The Exoplanet Search with PRIma (ESPRI) will use the PRIMA dual-feed astrometric capability on the Very Large Telescope Interferometer (VLTI) to perform astrometric detections of extra-solar planets. We present an overview of our data-reduction strategy for achieving 10-μarcsecond accuracy narrow-angle astrometry using the PRIMA instrument. We discuss the error budget for astrometric measurements, and those aspects of our strategy which are designed to minimise the astrometric measurement errors.
In this paper, we first summarize the results of a large-scale double-blind tests campaign carried out for the realistic estimation of the Gaia potential in detecting and measuring planetary systems. Then, we put the identified capabilities in context by highlighting the unique contribution that the Gaia exoplanet discoveries will be able to bring to the science of extrasolar planets during the next decade.

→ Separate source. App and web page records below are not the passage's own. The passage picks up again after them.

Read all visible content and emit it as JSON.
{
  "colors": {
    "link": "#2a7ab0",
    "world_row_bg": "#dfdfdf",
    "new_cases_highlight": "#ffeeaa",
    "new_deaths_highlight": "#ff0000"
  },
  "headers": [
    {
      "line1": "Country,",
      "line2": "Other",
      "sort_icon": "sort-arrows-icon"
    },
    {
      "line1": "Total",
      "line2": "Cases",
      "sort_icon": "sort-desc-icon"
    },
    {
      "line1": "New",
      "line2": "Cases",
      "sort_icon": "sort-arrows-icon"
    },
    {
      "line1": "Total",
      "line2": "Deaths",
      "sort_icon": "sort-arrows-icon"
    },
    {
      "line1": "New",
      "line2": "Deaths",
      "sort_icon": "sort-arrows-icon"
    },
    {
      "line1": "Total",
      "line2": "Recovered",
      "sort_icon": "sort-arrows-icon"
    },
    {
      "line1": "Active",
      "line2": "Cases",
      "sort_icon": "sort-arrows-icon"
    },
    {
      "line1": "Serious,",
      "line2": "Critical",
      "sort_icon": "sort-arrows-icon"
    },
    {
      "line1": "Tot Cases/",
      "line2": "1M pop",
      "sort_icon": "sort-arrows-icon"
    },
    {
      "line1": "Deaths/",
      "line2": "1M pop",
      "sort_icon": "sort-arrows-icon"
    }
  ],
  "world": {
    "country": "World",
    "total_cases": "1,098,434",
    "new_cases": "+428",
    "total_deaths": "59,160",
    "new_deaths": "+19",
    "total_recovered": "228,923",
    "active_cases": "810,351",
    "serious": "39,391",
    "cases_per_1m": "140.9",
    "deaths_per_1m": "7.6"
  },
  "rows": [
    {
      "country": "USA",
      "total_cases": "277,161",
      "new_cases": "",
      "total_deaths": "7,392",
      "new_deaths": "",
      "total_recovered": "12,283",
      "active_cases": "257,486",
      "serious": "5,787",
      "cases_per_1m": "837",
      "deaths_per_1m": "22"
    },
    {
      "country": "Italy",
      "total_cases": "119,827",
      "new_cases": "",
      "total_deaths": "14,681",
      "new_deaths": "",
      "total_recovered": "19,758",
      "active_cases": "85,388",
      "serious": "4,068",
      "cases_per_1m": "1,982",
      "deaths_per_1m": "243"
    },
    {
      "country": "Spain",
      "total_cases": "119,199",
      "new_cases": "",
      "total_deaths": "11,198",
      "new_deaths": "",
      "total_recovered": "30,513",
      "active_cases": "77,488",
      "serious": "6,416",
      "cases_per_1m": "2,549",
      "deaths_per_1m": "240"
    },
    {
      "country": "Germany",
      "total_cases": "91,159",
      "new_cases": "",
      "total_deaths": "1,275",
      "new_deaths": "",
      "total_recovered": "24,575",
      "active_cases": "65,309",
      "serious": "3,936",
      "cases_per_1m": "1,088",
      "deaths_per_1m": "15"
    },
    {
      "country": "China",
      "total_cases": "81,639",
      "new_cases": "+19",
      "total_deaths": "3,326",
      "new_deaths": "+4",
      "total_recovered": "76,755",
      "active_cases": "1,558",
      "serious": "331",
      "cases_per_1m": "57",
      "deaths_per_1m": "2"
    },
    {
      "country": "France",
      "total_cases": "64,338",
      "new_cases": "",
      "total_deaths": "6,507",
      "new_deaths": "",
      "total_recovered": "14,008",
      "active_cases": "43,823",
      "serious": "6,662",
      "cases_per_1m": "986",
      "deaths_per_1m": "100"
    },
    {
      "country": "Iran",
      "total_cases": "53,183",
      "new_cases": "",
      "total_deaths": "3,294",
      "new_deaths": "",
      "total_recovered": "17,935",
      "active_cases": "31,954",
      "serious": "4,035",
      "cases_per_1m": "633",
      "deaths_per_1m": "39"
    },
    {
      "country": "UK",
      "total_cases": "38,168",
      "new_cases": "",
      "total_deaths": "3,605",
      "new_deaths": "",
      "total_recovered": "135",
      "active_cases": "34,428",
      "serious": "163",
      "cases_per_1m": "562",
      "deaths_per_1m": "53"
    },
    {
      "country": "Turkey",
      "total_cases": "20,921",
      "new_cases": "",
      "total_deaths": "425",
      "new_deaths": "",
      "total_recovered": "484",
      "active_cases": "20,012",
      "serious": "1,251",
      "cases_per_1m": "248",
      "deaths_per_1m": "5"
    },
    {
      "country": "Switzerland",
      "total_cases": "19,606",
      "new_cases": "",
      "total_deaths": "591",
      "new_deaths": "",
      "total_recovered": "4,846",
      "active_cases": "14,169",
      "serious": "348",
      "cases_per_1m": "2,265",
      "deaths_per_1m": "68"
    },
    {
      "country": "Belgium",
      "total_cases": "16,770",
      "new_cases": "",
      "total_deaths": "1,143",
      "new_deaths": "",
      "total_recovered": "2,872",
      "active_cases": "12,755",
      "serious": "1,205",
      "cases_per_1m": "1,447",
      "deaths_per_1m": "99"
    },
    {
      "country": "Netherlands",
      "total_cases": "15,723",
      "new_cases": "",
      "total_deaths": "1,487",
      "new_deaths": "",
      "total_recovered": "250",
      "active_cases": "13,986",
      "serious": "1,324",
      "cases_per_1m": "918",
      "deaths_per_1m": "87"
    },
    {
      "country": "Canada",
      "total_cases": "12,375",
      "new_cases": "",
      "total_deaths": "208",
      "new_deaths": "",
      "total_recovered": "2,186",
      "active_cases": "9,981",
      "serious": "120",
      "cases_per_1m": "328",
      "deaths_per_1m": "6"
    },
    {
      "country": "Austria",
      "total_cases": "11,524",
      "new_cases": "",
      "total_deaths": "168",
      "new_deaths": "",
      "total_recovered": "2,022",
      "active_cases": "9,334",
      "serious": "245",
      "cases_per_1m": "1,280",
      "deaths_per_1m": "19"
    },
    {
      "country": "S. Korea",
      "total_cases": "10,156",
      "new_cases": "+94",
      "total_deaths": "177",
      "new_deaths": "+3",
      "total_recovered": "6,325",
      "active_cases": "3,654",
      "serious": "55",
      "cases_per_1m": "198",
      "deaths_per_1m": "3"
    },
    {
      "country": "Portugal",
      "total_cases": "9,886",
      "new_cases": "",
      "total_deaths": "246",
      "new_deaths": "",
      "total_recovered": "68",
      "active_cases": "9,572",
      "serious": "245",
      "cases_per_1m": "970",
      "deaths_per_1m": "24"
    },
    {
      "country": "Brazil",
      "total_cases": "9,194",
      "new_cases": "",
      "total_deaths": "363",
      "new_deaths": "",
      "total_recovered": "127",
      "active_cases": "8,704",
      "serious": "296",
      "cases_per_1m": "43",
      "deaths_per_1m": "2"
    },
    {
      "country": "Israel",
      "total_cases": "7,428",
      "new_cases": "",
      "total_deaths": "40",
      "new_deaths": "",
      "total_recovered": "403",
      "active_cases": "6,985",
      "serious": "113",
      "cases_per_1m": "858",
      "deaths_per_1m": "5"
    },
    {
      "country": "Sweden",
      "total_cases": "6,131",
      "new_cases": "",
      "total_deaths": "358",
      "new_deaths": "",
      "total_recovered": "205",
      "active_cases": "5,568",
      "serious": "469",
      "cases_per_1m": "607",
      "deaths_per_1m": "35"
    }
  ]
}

The combination of the collecting power of an ELT with an ultra-stable high resolution spectrograph opens up the possibility to measure for the first time directly the dynamical effect of the acceleration of the Universe. CODEX will also provide unique opportunities for advance in many other branches of astrophysics. The CODEX design is based on an array of several identical spectrographs. It is highly modular and can be easily adapted to a large range of sky apertures and telescope diameters. CODEX is designed to work as a seeing limited instrument. The requirements for the telescope are moderate and clearly identified.
In our search for clues as to the nature of the exosphere of HD209458 (Moutou et al., 2001 ; Moutou et al., 2003, Iro et al., 2004), we have acquired VLT/UVES data during an ambitious observational campaign performed in June-September 2002 and covering 6 transits of the exoplanet. The resolving power was R=100000 in the 0.475-0.68 micron range. We search for ions and neutral molecules (such as H2O+, CO+, CH+, etc) originating in the planets exosphere and located in the evaporated material around the planet, occulting its primary star. We present in this paper a tentative search in the spectral regions where features of sodium or H$_2$O$^+$ can be present.
We present radial-velocity data measurements for 4 solar-type stars (HD 6434, HD 19994, HD 92788 and HD 121504) harboring new detected planetary companions. The measurements were obtained with the CORALIE echelle spectrograph mounted on the 1.2–m “Leonard Euler” Swiss telescope at ESO–LaSilla Observatory (Chile). The minimum masses inferred for the planets are m2 sin i = 0.48, 2.0, 3.81 and 0.89MJup, respectively.
Since the discovery of 51 Peg by Mayor & Queloz (1995) about 50 extra-solar planets have been discovered by means of the Doppler technique, and much more will follow. In future the goal will be to detect even lighter planets and/or planets with longer orbital periods, which may induce changes of only few m/s on the radial velocity of their parent star. Therefore very high performance instruments will be required. In view of the realization of HARPS (Pepe et al. 2000), the high-accuracy RV spectrograph for the ESO 3.6-m telescope dedicated to extra-solar planet search, we are investigating the accuracy limits and possible error sources. First results are presented in this paper.
We report the discovery of an extrasolar planetary system with two Saturnian planets around the star HD 83443. The new planetary system is unusual by more than one aspect, as it contains two very low–mass gaseous giant planets, both on very tight orbits. Among the planets detected so far, the inner planet has the smallest semi–major axis (0.038 AU) and period (2.985 days) whereas the outer planet is the lightest one with m2 sin i = 0.53 MSat. A preliminary dynamical study confirms the stability of the system.